Horsemanship at its best
Ok, I’m sure that after watching that, most of you are expecting some pretty snarky commentary. But come on! How awesome is that old dude?! Ignoring all the safety concerns that crop up from his mad skillz, it is so completely and entirely laughable that he thinks he can actually push a draft breed into a trailer! I mean, ok, he does, but I’m betting that’s somewhere on par with a horse stamping its leg to remove a fly. (Maybe the fly was on said hypothetical horse’s leg, wanting it to lift its foot temporarily. Ya never know.)
It would honestly NEVER have occurred to me to try to push my horse into a trailer! -or anywhere else for that matter. Prior to learning better, a lot of us try to pull horses, typically to no avail – maybe he was never taught better but managed to figure out on his own that pulling doesn’t work, so why not try pushing?!
This obviously wouldn’t be so funny if any injuries occurred. And there are so many horror stories out there surrounding trailers – I’ve heard tales ranging from people’s jaws being wired shut to horses fracturing their skulls. Neither my horse nor I have been in any sort of trailering accident, but I still manage to work myself into quite the panic prior to every trip.
So, to help guide you, faithful readers, I’ve compiled this list of what not to do when loading a horse.
1. Do not attempt to load a large quadriped onto a comically small trailer (floors can rust and lose their structural stability, in addition to the obvious head-room issue)
2. Get rid of any unnecessary vehicles nearby – can you imagine if that horse had come rushing out? He could have headed straight into that car! Big ass draftie vs. car?
3. Do not stand directly behind a horse (what if he farted? or pooped!? -correct! laughter would ensue!)
4. ok, this one’s kind of serious: when the dude put his back into the horse’s rump, a number of things could have gone wrong. If the horse had jumped forward, the man could have fallen, horse comes crashing back out, right on top of what would then become a human pancake. Also, by turning his back on the horse, he looses any ability to see/interpret the horse’s body language (not that he was exactly paying attention to this when we was pushing with his hands…)

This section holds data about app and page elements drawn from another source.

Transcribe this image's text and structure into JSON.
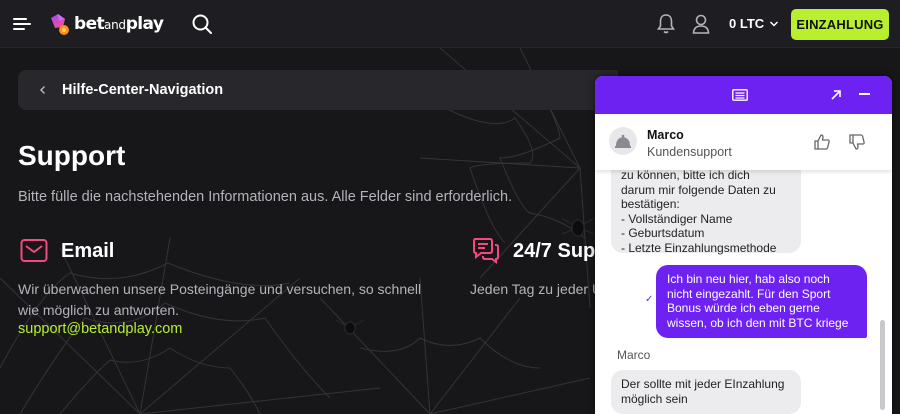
{
  "header": {
    "logo_main": "bet",
    "logo_small": "and",
    "logo_end": "play",
    "balance": "0 LTC",
    "deposit_label": "EINZAHLUNG",
    "icons": [
      "menu-icon",
      "search-icon",
      "bell-icon",
      "user-icon",
      "chevron-down-icon"
    ]
  },
  "breadcrumb": {
    "label": "Hilfe-Center-Navigation"
  },
  "page": {
    "title": "Support",
    "subtitle": "Bitte fülle die nachstehenden Informationen aus. Alle Felder sind erforderlich."
  },
  "cards": {
    "email": {
      "title": "Email",
      "desc_line1": "Wir überwachen unsere Posteingänge und versuchen, so schnell",
      "desc_line2": "wie möglich zu antworten.",
      "link": "support@betandplay.com"
    },
    "chat": {
      "title": "24/7 Sup",
      "desc": "Jeden Tag zu jeder U"
    }
  },
  "chat_widget": {
    "agent_name": "Marco",
    "agent_role": "Kundensupport",
    "messages": {
      "agent_1": [
        "zu können, bitte ich dich",
        "darum mir folgende Daten zu",
        "bestätigen:",
        "- Vollständiger Name",
        "- Geburtsdatum",
        "- Letzte Einzahlungsmethode"
      ],
      "user_1": [
        "Ich bin neu hier, hab also noch",
        "nicht eingezahlt. Für den Sport",
        "Bonus würde ich eben gerne",
        "wissen, ob ich den mit BTC kriege"
      ],
      "sender_2": "Marco",
      "agent_2": [
        "Der sollte mit jeder EInzahlung",
        "möglich sein"
      ]
    },
    "colors": {
      "header": "#6e22f2",
      "user_bubble": "#6e22f2",
      "agent_bubble": "#ececee"
    }
  },
  "colors": {
    "accent": "#b8f02f",
    "icon_pink": "#f2497e",
    "background": "#17171a"
  }
}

Is it just me, or is that horse’s ass almost hanging out the end?!
For a buttload of trailer safety articles, check out equisearch.com 🙂